So, that’s the basic setup of “The Paper Life They Lead.” The title comes from something the dad repeats to the mom and the son, what he says whenever they dream of life off of the farm, start imagining an existence that doesn’t involve baking and jarring cookies or grinding flour, raising dairy cattle, and all the other tasks necessary for cookie farming. The dad keeps everyone on task, but unfortunately, the son dreams of life off the farm, what happens outside the confines of a package, beyond the barriers. He dreams of some Edenesque land, filled with free-roaming beasts, while the dad insists that there are no beasts beyond the edge, just a void. The son best keep up with his chores, lest he … well, what do you threaten a kid with when he already lives in the barn and slaves all day, farming cookie-making supplies?
“The Paper Life They Lead” isn’t a terribly long story, and I’ve already given away the set up as well as most of the plot. Further complications push the envelope between the father’s stubbornness and his son’s curiosity, and really, that’s what this story is about, the old guard working to prevent the future, keeping things they way they’ve always been; the dad’s simply ensuring that traditions will carry on, even past his time on this earth (or package). It almost makes me think that old man from the old commercials is the dad, or maybe the son, that somewhere along the way, the family saw their fortunes turn, went corporate, and exploded, and the mom’s delectable recipes making them rich; some marketing VP, inspired by the cranky old founder, used the dad’s (or son’s) image—or maybe even the man himself—to bring that sense of tradition to the company. Why not? One competitor uses elves in a tree, and the other uses … whatever Nabisco uses (i.e., Oreos, aka, legal crack) to sell its products.

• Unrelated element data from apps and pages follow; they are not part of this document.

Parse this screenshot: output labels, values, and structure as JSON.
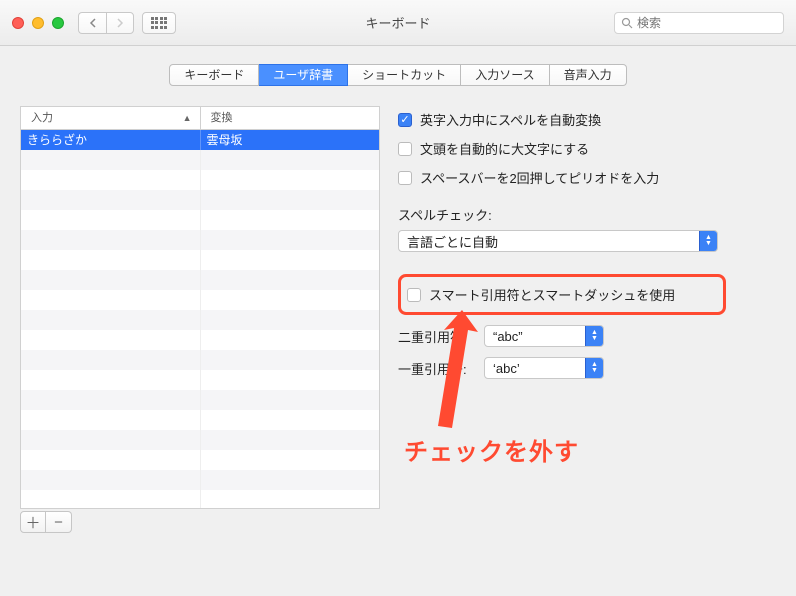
{
  "window": {
    "title": "キーボード"
  },
  "toolbar": {
    "search_placeholder": "検索"
  },
  "tabs": [
    {
      "label": "キーボード",
      "active": false
    },
    {
      "label": "ユーザ辞書",
      "active": true
    },
    {
      "label": "ショートカット",
      "active": false
    },
    {
      "label": "入力ソース",
      "active": false
    },
    {
      "label": "音声入力",
      "active": false
    }
  ],
  "table": {
    "headers": {
      "input": "入力",
      "output": "変換"
    },
    "rows": [
      {
        "input": "きららざか",
        "output": "雲母坂"
      }
    ]
  },
  "buttons": {
    "add": "＋",
    "remove": "−"
  },
  "options": {
    "autocorrect": {
      "label": "英字入力中にスペルを自動変換",
      "checked": true
    },
    "capitalize": {
      "label": "文頭を自動的に大文字にする",
      "checked": false
    },
    "doublespace": {
      "label": "スペースバーを2回押してピリオドを入力",
      "checked": false
    },
    "spellcheck_section": "スペルチェック:",
    "spellcheck_value": "言語ごとに自動",
    "smartquotes": {
      "label": "スマート引用符とスマートダッシュを使用",
      "checked": false
    },
    "doublequote_label": "二重引用符:",
    "doublequote_value": "“abc”",
    "singlequote_label": "一重引用符:",
    "singlequote_value": "‘abc’"
  },
  "annotation": {
    "text": "チェックを外す"
  }
}
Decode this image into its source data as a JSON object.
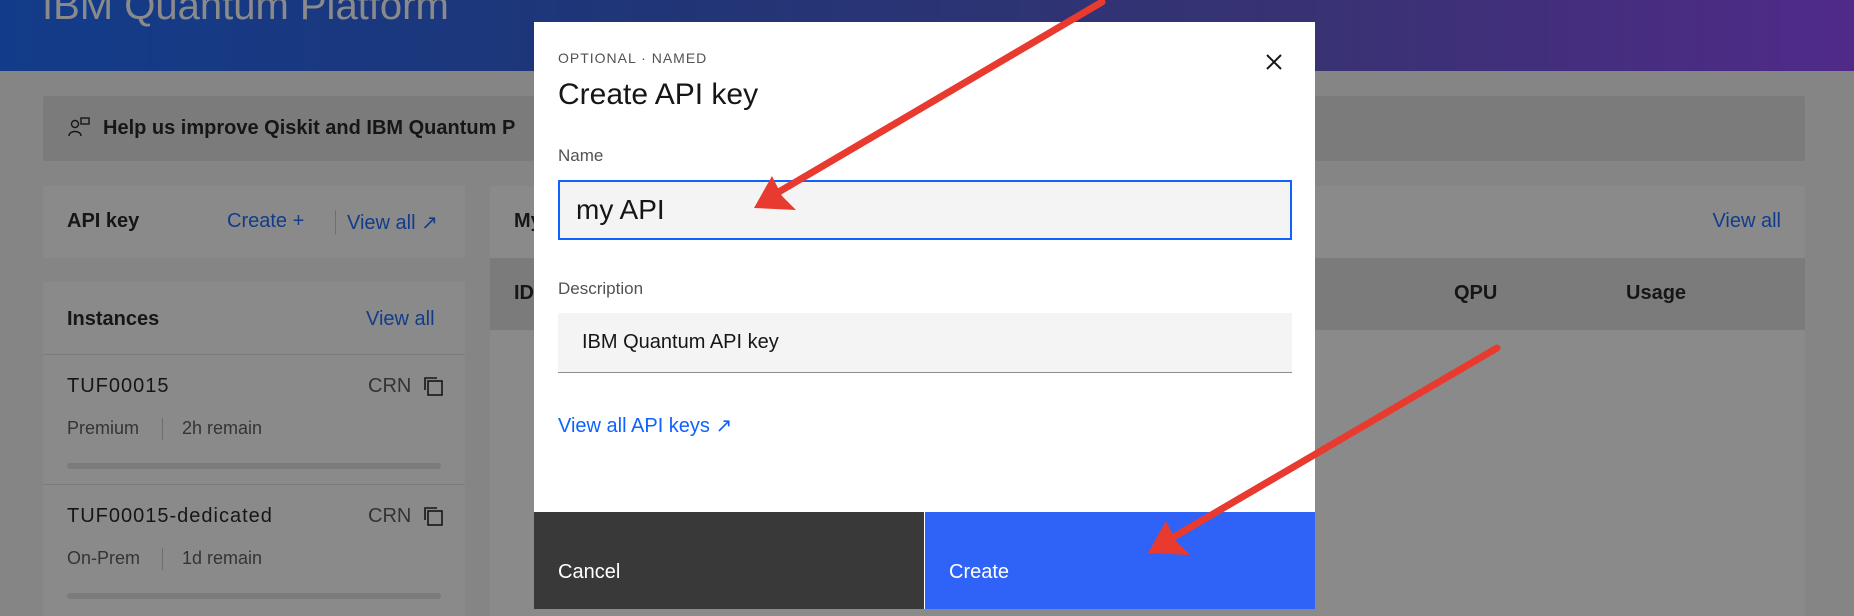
{
  "header": {
    "title": "IBM Quantum Platform"
  },
  "banner": {
    "text": "Help us improve Qiskit and IBM Quantum P",
    "icon": "feedback-person-icon"
  },
  "api_key_card": {
    "title": "API key",
    "create_label": "Create  +",
    "view_all_label": "View all  ↗"
  },
  "instances_card": {
    "title": "Instances",
    "view_all_label": "View all",
    "items": [
      {
        "name": "TUF00015",
        "crn_label": "CRN",
        "plan": "Premium",
        "remain": "2h remain"
      },
      {
        "name": "TUF00015-dedicated",
        "crn_label": "CRN",
        "plan": "On-Prem",
        "remain": "1d remain"
      }
    ]
  },
  "jobs_card": {
    "title_fragment": "My",
    "view_all_label": "View all",
    "columns": [
      "ID",
      "QPU",
      "Usage"
    ]
  },
  "modal": {
    "label": "OPTIONAL · NAMED",
    "title": "Create API key",
    "close_icon": "close-icon",
    "name_label": "Name",
    "name_value": "my API",
    "description_label": "Description",
    "description_value": "IBM Quantum API key",
    "view_all_link": "View all API keys  ↗",
    "cancel_label": "Cancel",
    "create_label": "Create"
  },
  "colors": {
    "accent": "#0f62fe",
    "primary_button": "#2f62f6",
    "secondary_button": "#393939",
    "annotation_arrow": "#e83a2f"
  }
}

I admire the ingenuity in “The Paper Life They Lead,” how Crerand was inspired by something so oddly inspiring and made so much out of it. It’s a wacky idea, sure, but it’s Crerand’s execution that really makes his story work. The description of the daily labor, the stark landscape, and the general hopelessness of these characters’ existence is straight out of Steinbeck, the bleakness so vivid, those cookies jarred in the farmhouse cellar are long-forgotten—and I really like cookies. Crerand’s choices become the real art here, his ability to make them work so convincingly. A story with a premise like this could be merely a joke in the wrong hands, but Crerand’s commitment steers him clear of all that, into much better territory, much more effective fiction.
I like the stories in The Paper Life They Lead, especially this title story and “The Glory of Keys,” one of a few stories Crerand has placed in McSweeney’s. That seems to be Crerand’s aesthetic, or one of them, anyway, the type of well executed, clever hipsterism often found in Dave Eggers’ quarterly concern. As a somewhat clever hipster myself, I mean that as a compliment, Crerand’s voice fresh and fun, his post-Post-Modern ideas as revelatory of our human conditions as any sort of realism. The Paper Life They Lead is a solid but short debut—I’m eager what else this author has up his sleeve.